What is needed = Keep every line of the data below that has the string "image" and present those lines.

═══ Task inputs

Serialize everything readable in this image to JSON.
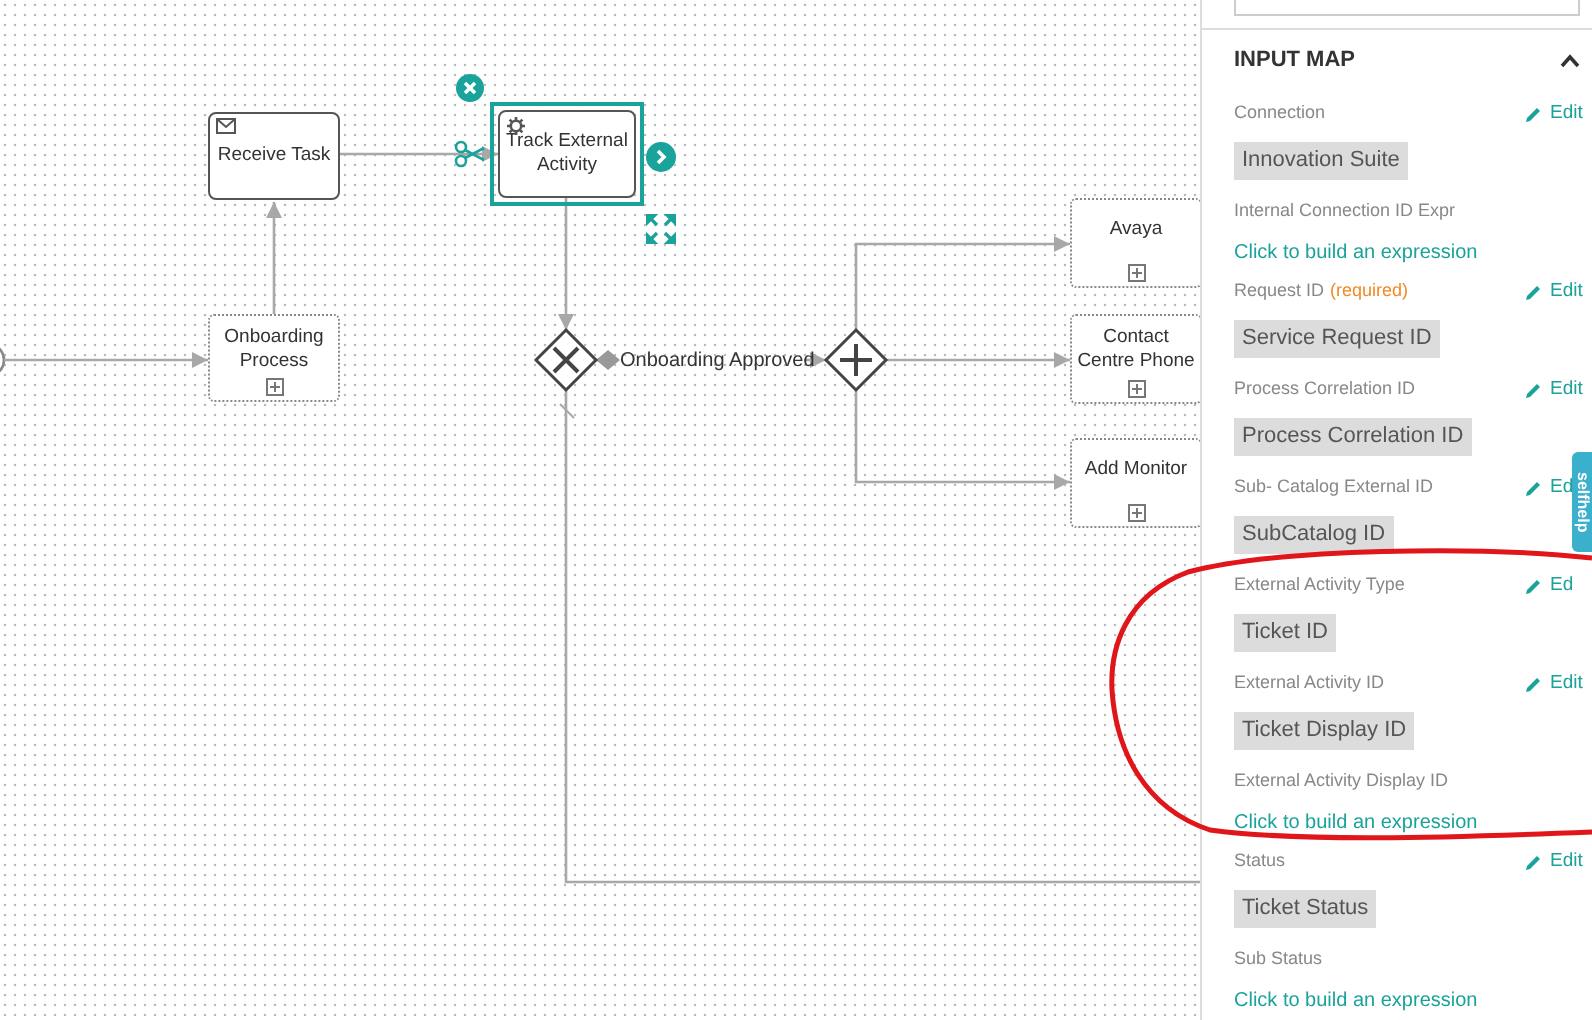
{
  "diagram": {
    "nodes": [
      {
        "kind": "receive_task",
        "label": "Receive Task",
        "selected": false
      },
      {
        "kind": "subprocess",
        "label": "Onboarding Process",
        "selected": false
      },
      {
        "kind": "service_task",
        "label": "Track External Activity",
        "selected": true
      },
      {
        "kind": "exclusive_gateway",
        "selected": false
      },
      {
        "kind": "parallel_gateway",
        "selected": false
      },
      {
        "kind": "subprocess",
        "label": "Avaya",
        "selected": false
      },
      {
        "kind": "subprocess",
        "label": "Contact Centre Phone",
        "selected": false
      },
      {
        "kind": "subprocess",
        "label": "Add Monitor",
        "selected": false
      }
    ],
    "flows": [
      {
        "label": "Onboarding Approved"
      }
    ]
  },
  "side_tab": {
    "label": "selfhelp"
  },
  "input_map": {
    "title": "INPUT MAP",
    "expanded": true,
    "fields": [
      {
        "label": "Connection",
        "edit": "Edit",
        "kind": "value",
        "value": "Innovation Suite"
      },
      {
        "label": "Internal Connection ID Expr",
        "kind": "expression",
        "value": "Click to build an expression"
      },
      {
        "label": "Request ID",
        "required_note": "(required)",
        "edit": "Edit",
        "kind": "value",
        "value": "Service Request ID"
      },
      {
        "label": "Process Correlation ID",
        "edit": "Edit",
        "kind": "value",
        "value": "Process Correlation ID"
      },
      {
        "label": "Sub- Catalog External ID",
        "edit": "Ed",
        "kind": "value",
        "value": "SubCatalog ID"
      },
      {
        "label": "External Activity Type",
        "edit": "Ed",
        "kind": "value",
        "value": "Ticket ID"
      },
      {
        "label": "External Activity ID",
        "edit": "Edit",
        "kind": "value",
        "value": "Ticket Display ID"
      },
      {
        "label": "External Activity Display ID",
        "kind": "expression",
        "value": "Click to build an expression"
      },
      {
        "label": "Status",
        "edit": "Edit",
        "kind": "value",
        "value": "Ticket Status"
      },
      {
        "label": "Sub Status",
        "kind": "expression",
        "value": "Click to build an expression"
      }
    ]
  }
}
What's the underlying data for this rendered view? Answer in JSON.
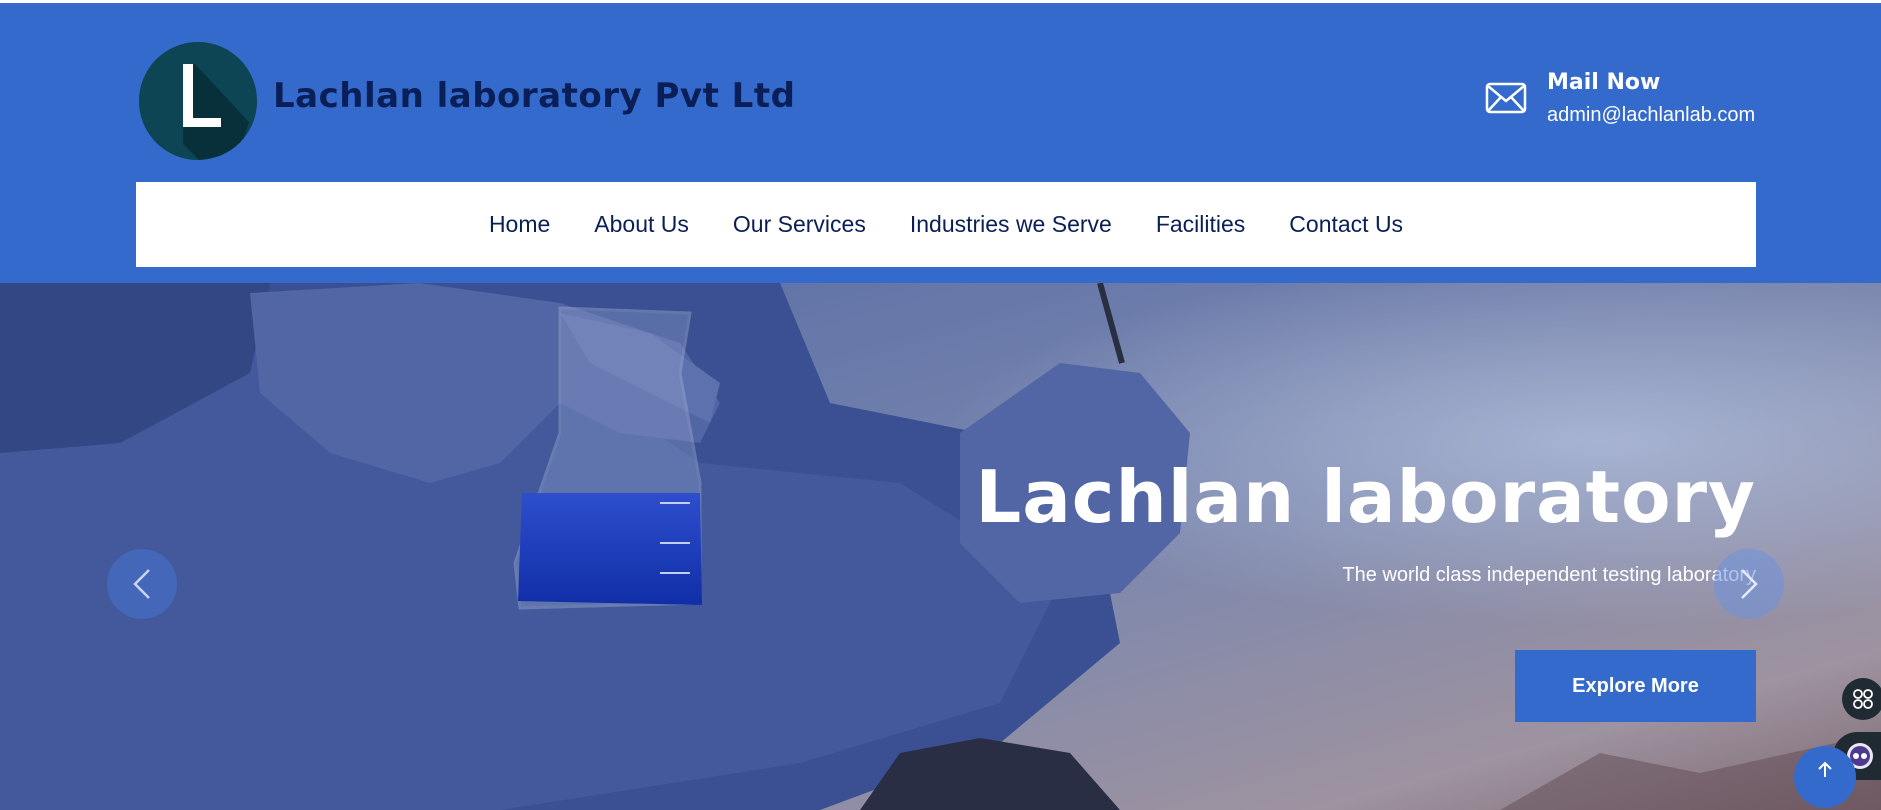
{
  "brand": {
    "logo_letter": "L",
    "name": "Lachlan laboratory Pvt Ltd"
  },
  "contact": {
    "title": "Mail Now",
    "email": "admin@lachlanlab.com",
    "icon": "mail-icon"
  },
  "nav": {
    "items": [
      {
        "label": "Home"
      },
      {
        "label": "About Us"
      },
      {
        "label": "Our Services"
      },
      {
        "label": "Industries we Serve"
      },
      {
        "label": "Facilities"
      },
      {
        "label": "Contact Us"
      }
    ]
  },
  "hero": {
    "title": "Lachlan laboratory",
    "subtitle": "The world class independent testing laboratory",
    "button_label": "Explore More"
  },
  "colors": {
    "primary": "#346acb",
    "dark_navy": "#0a1f57",
    "logo_teal": "#0d4554"
  }
}
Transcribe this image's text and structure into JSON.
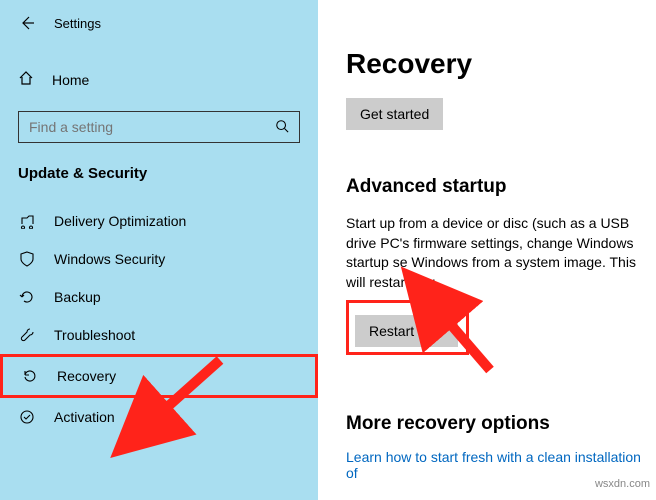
{
  "header": {
    "title": "Settings"
  },
  "sidebar": {
    "home_label": "Home",
    "search_placeholder": "Find a setting",
    "section_label": "Update & Security",
    "items": [
      {
        "label": "Delivery Optimization"
      },
      {
        "label": "Windows Security"
      },
      {
        "label": "Backup"
      },
      {
        "label": "Troubleshoot"
      },
      {
        "label": "Recovery"
      },
      {
        "label": "Activation"
      }
    ]
  },
  "main": {
    "page_title": "Recovery",
    "get_started_label": "Get started",
    "advanced_startup_heading": "Advanced startup",
    "advanced_startup_body": "Start up from a device or disc (such as a USB drive PC's firmware settings, change Windows startup se Windows from a system image. This will restart you",
    "restart_label": "Restart now",
    "more_options_heading": "More recovery options",
    "fresh_start_link": "Learn how to start fresh with a clean installation of"
  },
  "watermark": "wsxdn.com"
}
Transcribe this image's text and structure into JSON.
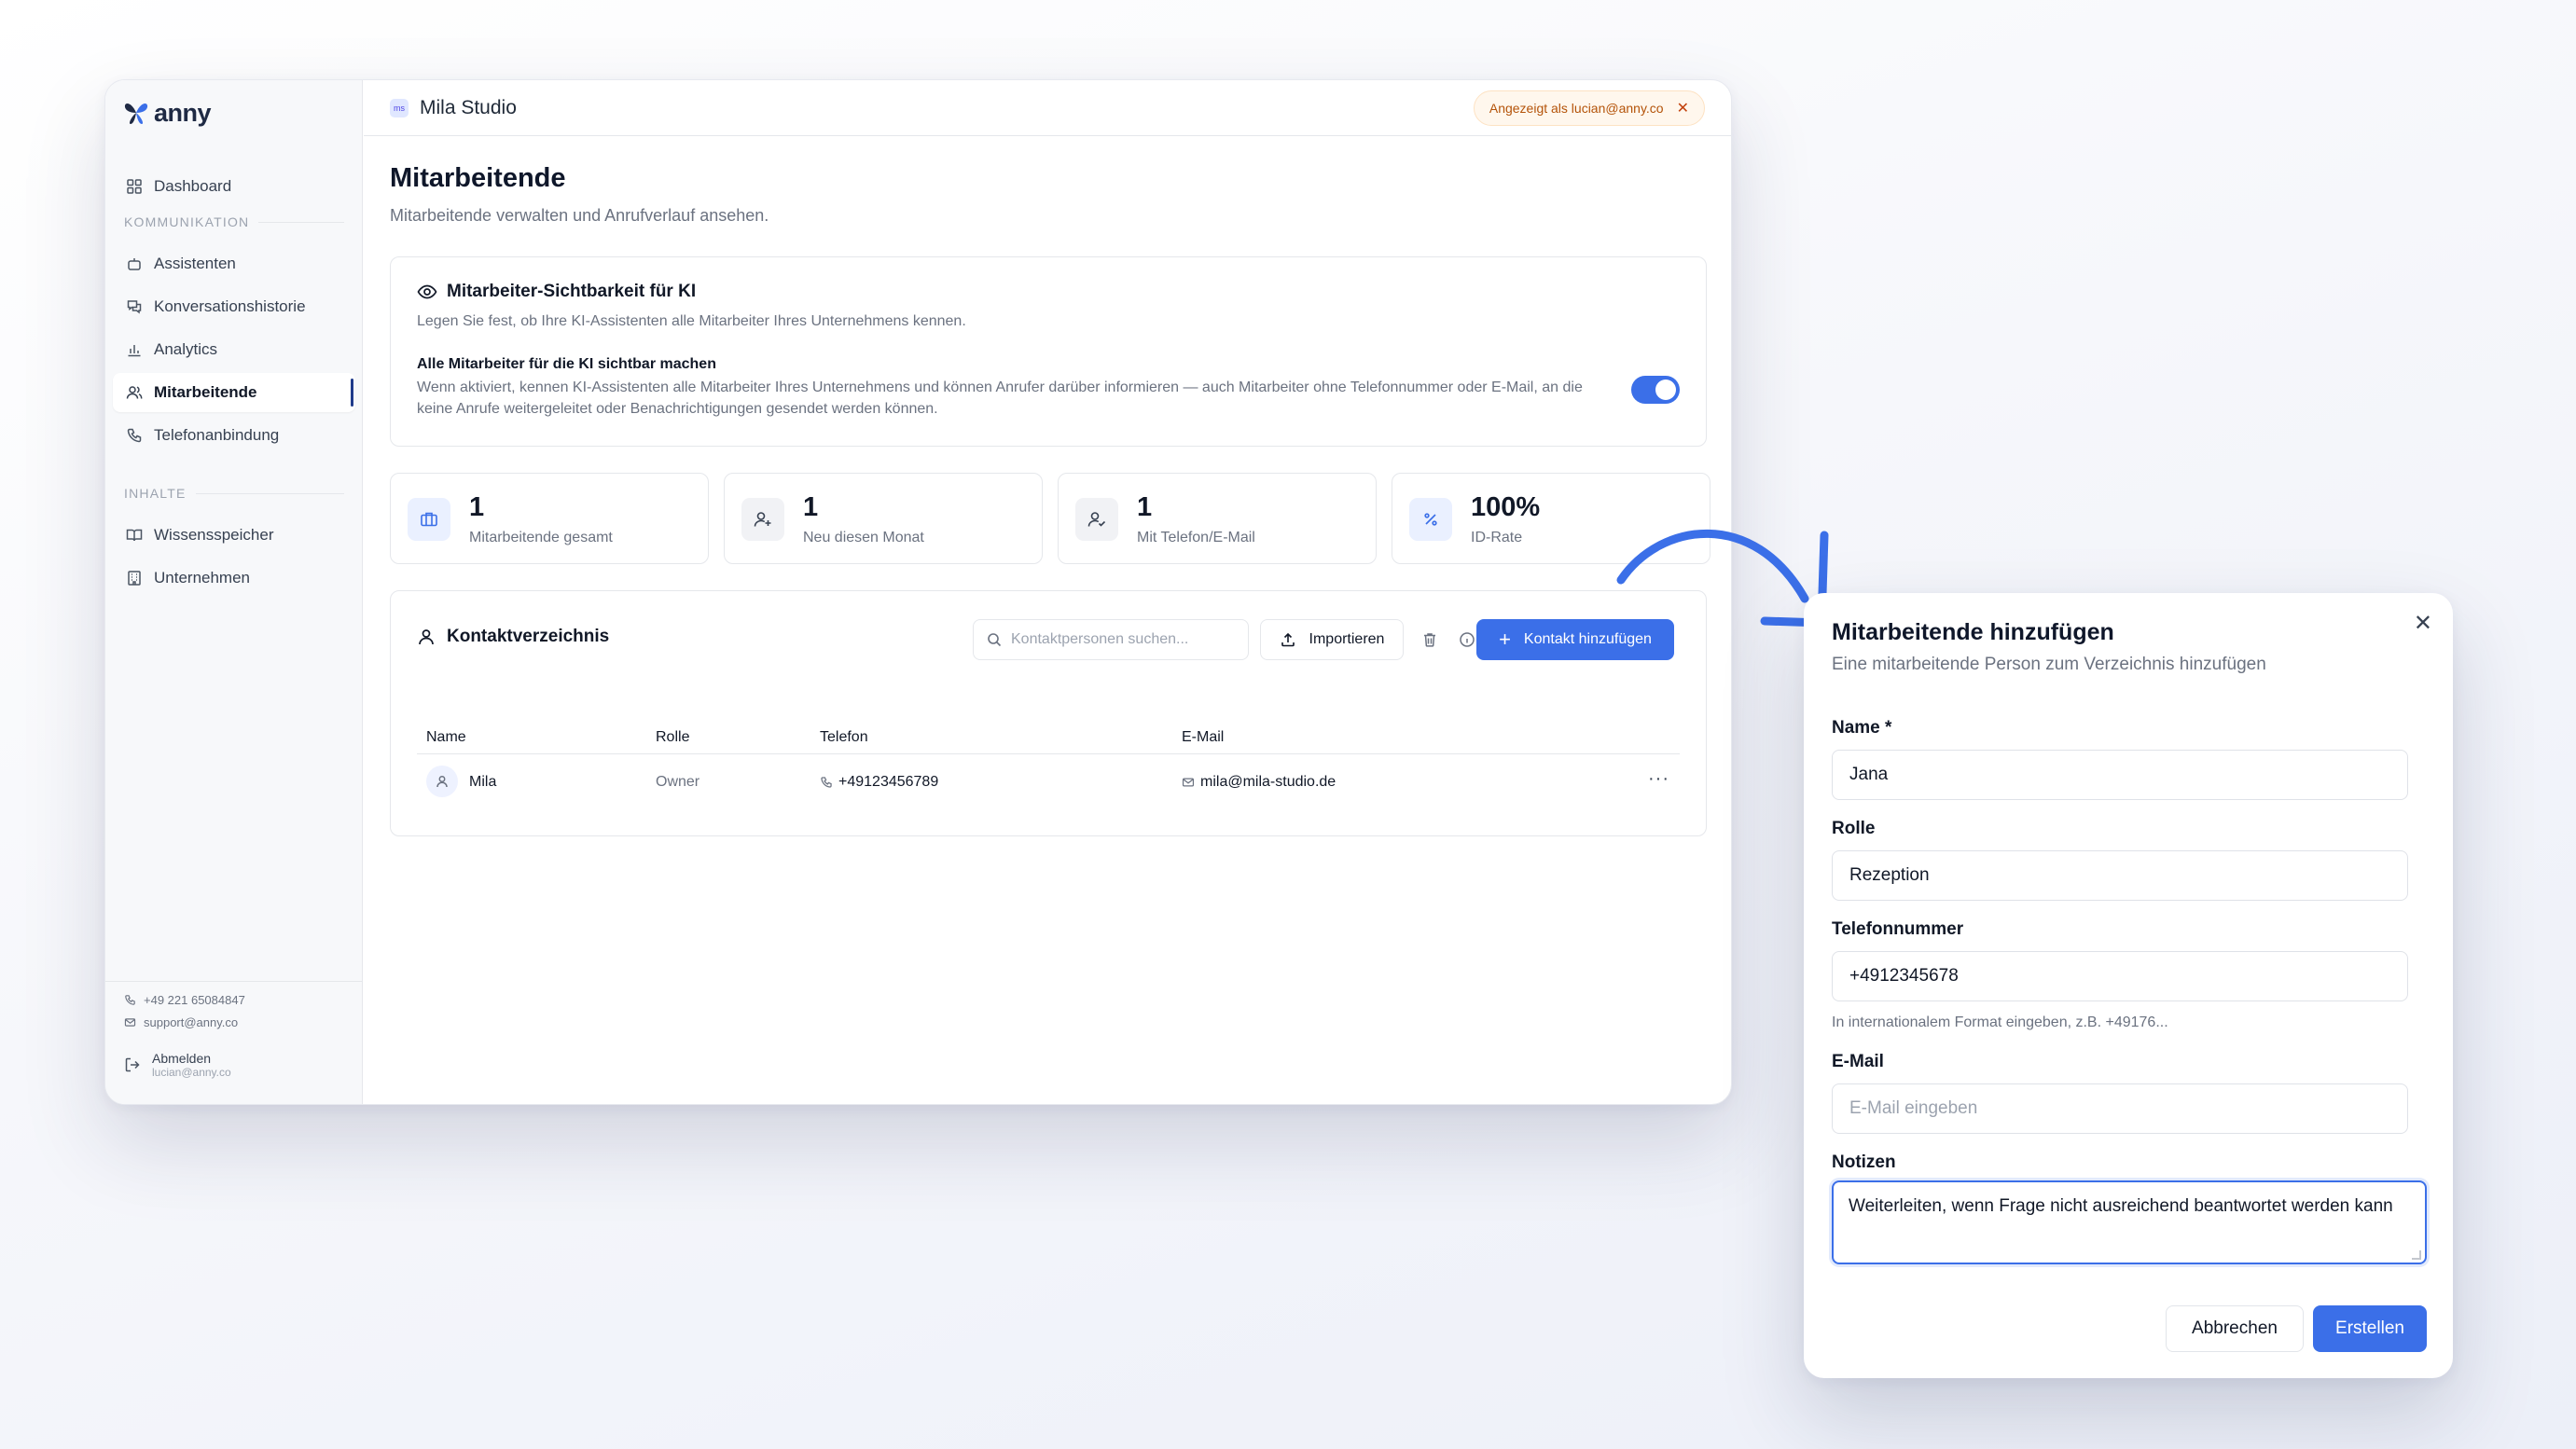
{
  "sidebar": {
    "logo": "anny",
    "dashboard": "Dashboard",
    "section_kommunikation": "KOMMUNIKATION",
    "items_kommunikation": [
      "Assistenten",
      "Konversationshistorie",
      "Analytics",
      "Mitarbeitende",
      "Telefonanbindung"
    ],
    "section_inhalte": "INHALTE",
    "items_inhalte": [
      "Wissensspeicher",
      "Unternehmen"
    ],
    "footer_phone": "+49 221 65084847",
    "footer_email": "support@anny.co",
    "logout_label": "Abmelden",
    "logout_user": "lucian@anny.co"
  },
  "topbar": {
    "studio_name": "Mila Studio",
    "studio_initials": "ms",
    "shown_as": "Angezeigt als lucian@anny.co",
    "close_glyph": "✕"
  },
  "page": {
    "title": "Mitarbeitende",
    "subtitle": "Mitarbeitende verwalten und Anrufverlauf ansehen."
  },
  "visibility": {
    "title": "Mitarbeiter-Sichtbarkeit für KI",
    "description": "Legen Sie fest, ob Ihre KI-Assistenten alle Mitarbeiter Ihres Unternehmens kennen.",
    "option_title": "Alle Mitarbeiter für die KI sichtbar machen",
    "option_description": "Wenn aktiviert, kennen KI-Assistenten alle Mitarbeiter Ihres Unternehmens und können Anrufer darüber informieren — auch Mitarbeiter ohne Telefonnummer oder E-Mail, an die keine Anrufe weitergeleitet oder Benachrichtigungen gesendet werden können.",
    "toggle_on": true
  },
  "stats": [
    {
      "value": "1",
      "label": "Mitarbeitende gesamt",
      "icon": "briefcase-icon"
    },
    {
      "value": "1",
      "label": "Neu diesen Monat",
      "icon": "user-plus-icon"
    },
    {
      "value": "1",
      "label": "Mit Telefon/E-Mail",
      "icon": "user-check-icon"
    },
    {
      "value": "100%",
      "label": "ID-Rate",
      "icon": "percent-icon"
    }
  ],
  "contacts": {
    "title": "Kontaktverzeichnis",
    "search_placeholder": "Kontaktpersonen suchen...",
    "import_label": "Importieren",
    "add_label": "Kontakt hinzufügen",
    "columns": [
      "Name",
      "Rolle",
      "Telefon",
      "E-Mail"
    ],
    "rows": [
      {
        "name": "Mila",
        "role": "Owner",
        "phone": "+49123456789",
        "email": "mila@mila-studio.de"
      }
    ],
    "more_glyph": "···"
  },
  "modal": {
    "title": "Mitarbeitende hinzufügen",
    "subtitle": "Eine mitarbeitende Person zum Verzeichnis hinzufügen",
    "close_glyph": "✕",
    "name_label": "Name *",
    "name_value": "Jana",
    "role_label": "Rolle",
    "role_value": "Rezeption",
    "phone_label": "Telefonnummer",
    "phone_value": "+4912345678",
    "phone_hint": "In internationalem Format eingeben, z.B. +49176...",
    "email_label": "E-Mail",
    "email_placeholder": "E-Mail eingeben",
    "notes_label": "Notizen",
    "notes_value": "Weiterleiten, wenn Frage nicht ausreichend beantwortet werden kann",
    "cancel_label": "Abbrechen",
    "create_label": "Erstellen"
  },
  "colors": {
    "accent": "#3b6fe8",
    "nav_active_bar": "#1e3a8a",
    "badge_bg": "#fff7ed",
    "badge_text": "#b45309"
  }
}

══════

Answer section =
Serialize everything readable in this image to JSON.
Transcribe this image's text and structure into JSON.
    "advanced_startup_body": "Start up from a device or disc (such as a USB drive PC's firmware settings, change Windows startup se Windows from a system image. This will restart you",
Transcribe this image's text and structure into JSON.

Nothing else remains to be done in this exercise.